* **WHAT YOU NEED TO DO**
Search the listing below for the word "website", and copy every line in which it turns up.

* **INPUT RECORDS**
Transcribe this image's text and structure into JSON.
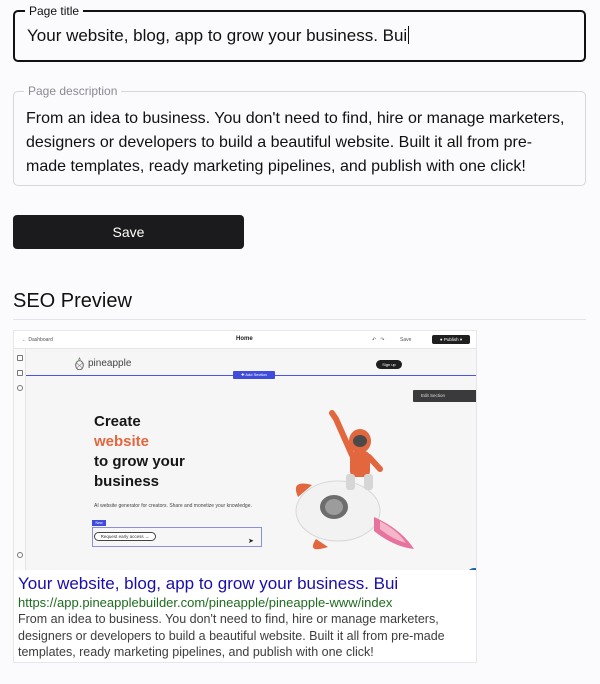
{
  "title_field": {
    "label": "Page title",
    "value": "Your website, blog, app to grow your business. Bui"
  },
  "description_field": {
    "label": "Page description",
    "value": "From an idea to business. You don't need to find, hire or manage marketers, designers or developers to build a beautiful website. Built it all from pre-made templates, ready marketing pipelines, and publish with one click!"
  },
  "save_button": {
    "label": "Save"
  },
  "seo": {
    "heading": "SEO Preview",
    "screenshot": {
      "back_link": "← Dashboard",
      "page_name": "Home",
      "save_label": "Save",
      "publish_label": "● Publish ▾",
      "edit_section_tag": "✚ Add Section",
      "logo_text": "pineapple",
      "signup_label": "Sign up",
      "editbar_label": "Edit Section",
      "hero_line1": "Create",
      "hero_accent": "website",
      "hero_line3": "to grow your",
      "hero_line4": "business",
      "hero_sub": "AI website generator for creators. Share and monetize your knowledge.",
      "new_tag": "New",
      "request_button": "Request early access →"
    },
    "result_title": "Your website, blog, app to grow your business. Bui",
    "result_url": "https://app.pineapplebuilder.com/pineapple/pineapple-www/index",
    "result_description": "From an idea to business. You don't need to find, hire or manage marketers, designers or developers to build a beautiful website. Built it all from pre-made templates, ready marketing pipelines, and publish with one click!"
  },
  "colors": {
    "accent_orange": "#e2673f",
    "result_title_blue": "#1a0dab",
    "result_url_green": "#1e6b1e",
    "editor_blue": "#3f4bdb"
  }
}
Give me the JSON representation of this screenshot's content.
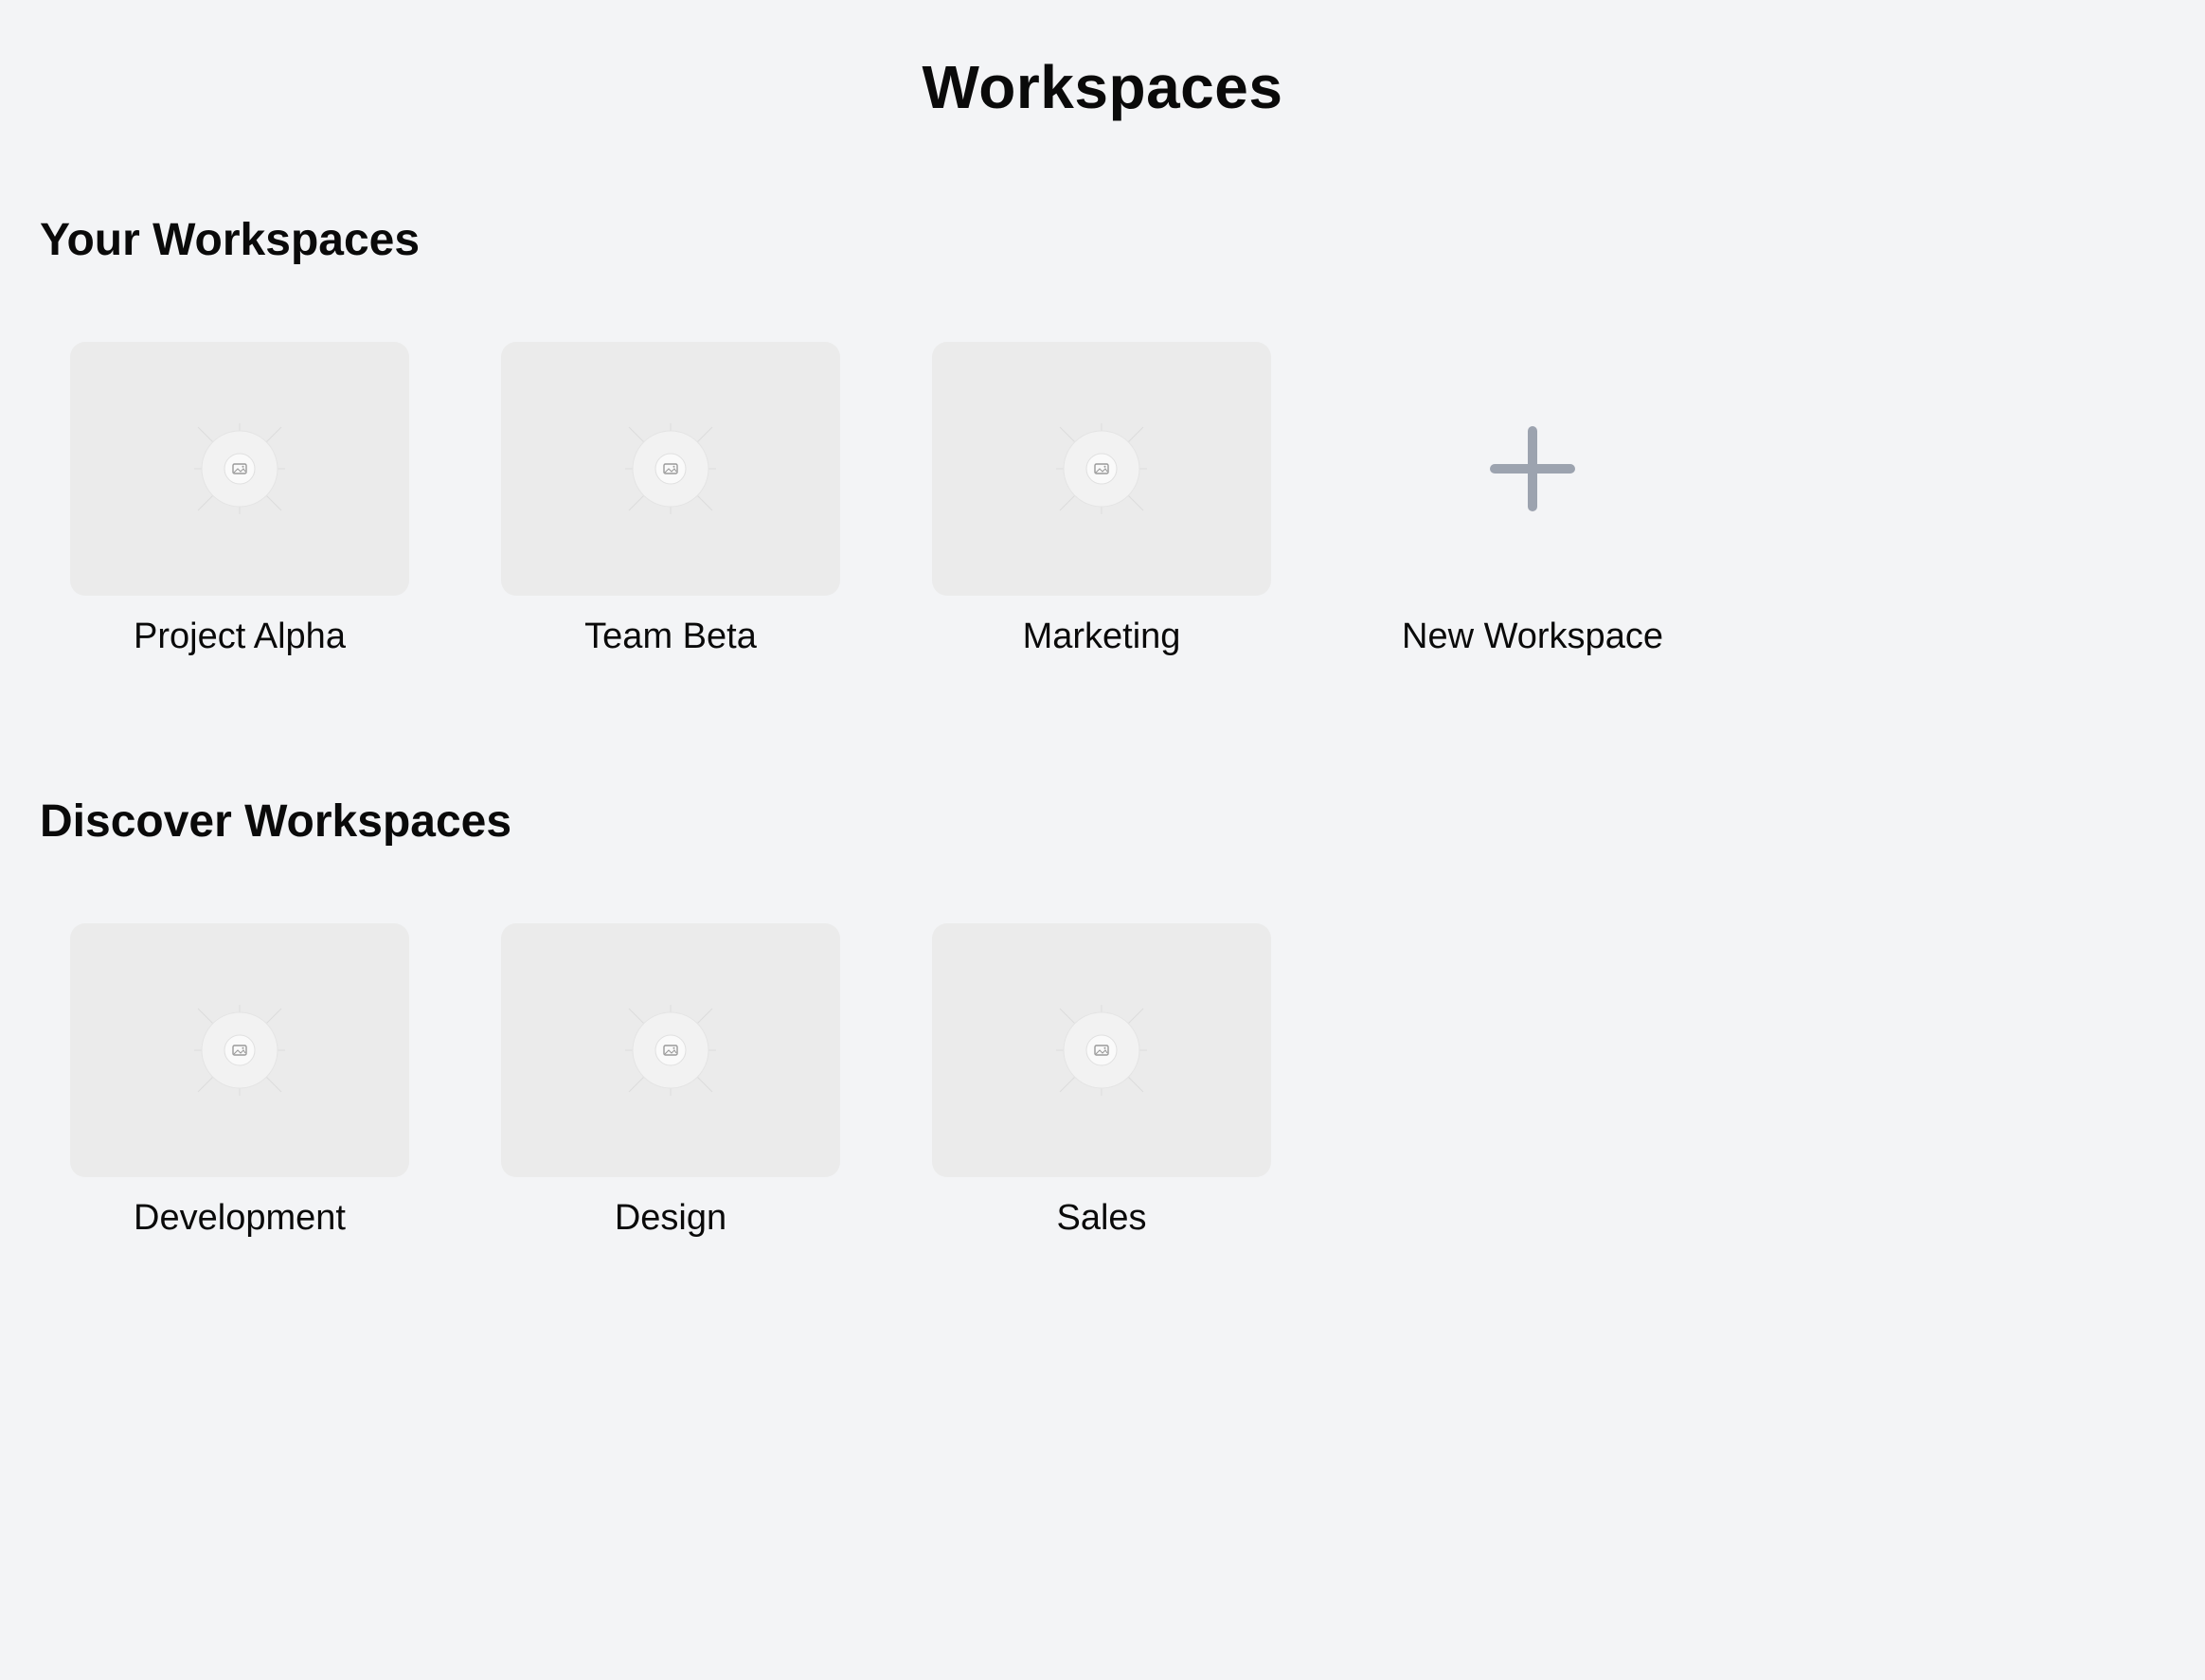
{
  "page": {
    "title": "Workspaces"
  },
  "your_workspaces": {
    "heading": "Your Workspaces",
    "items": [
      {
        "label": "Project Alpha",
        "icon": "image-placeholder-icon"
      },
      {
        "label": "Team Beta",
        "icon": "image-placeholder-icon"
      },
      {
        "label": "Marketing",
        "icon": "image-placeholder-icon"
      }
    ],
    "new_workspace": {
      "label": "New Workspace",
      "icon": "plus-icon"
    }
  },
  "discover_workspaces": {
    "heading": "Discover Workspaces",
    "items": [
      {
        "label": "Development",
        "icon": "image-placeholder-icon"
      },
      {
        "label": "Design",
        "icon": "image-placeholder-icon"
      },
      {
        "label": "Sales",
        "icon": "image-placeholder-icon"
      }
    ]
  },
  "colors": {
    "background": "#f3f4f6",
    "thumbnail": "#ebebeb",
    "plus_icon": "#9ca3af",
    "text": "#0a0a0a"
  }
}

* **RESPONSE BOX**
    "value": "Your website, blog, app to grow your business. Bui"
    "value": "From an idea to business. You don't need to find, hire or manage marketers, designers or developers to build a beautiful website. Built it all from pre-made templates, ready marketing pipelines, and publish with one click!"
      "hero_accent": "website",
      "hero_sub": "AI website generator for creators. Share and monetize your knowledge.",
    "result_title": "Your website, blog, app to grow your business. Bui",
    "result_description": "From an idea to business. You don't need to find, hire or manage marketers, designers or developers to build a beautiful website. Built it all from pre-made templates, ready marketing pipelines, and publish with one click!"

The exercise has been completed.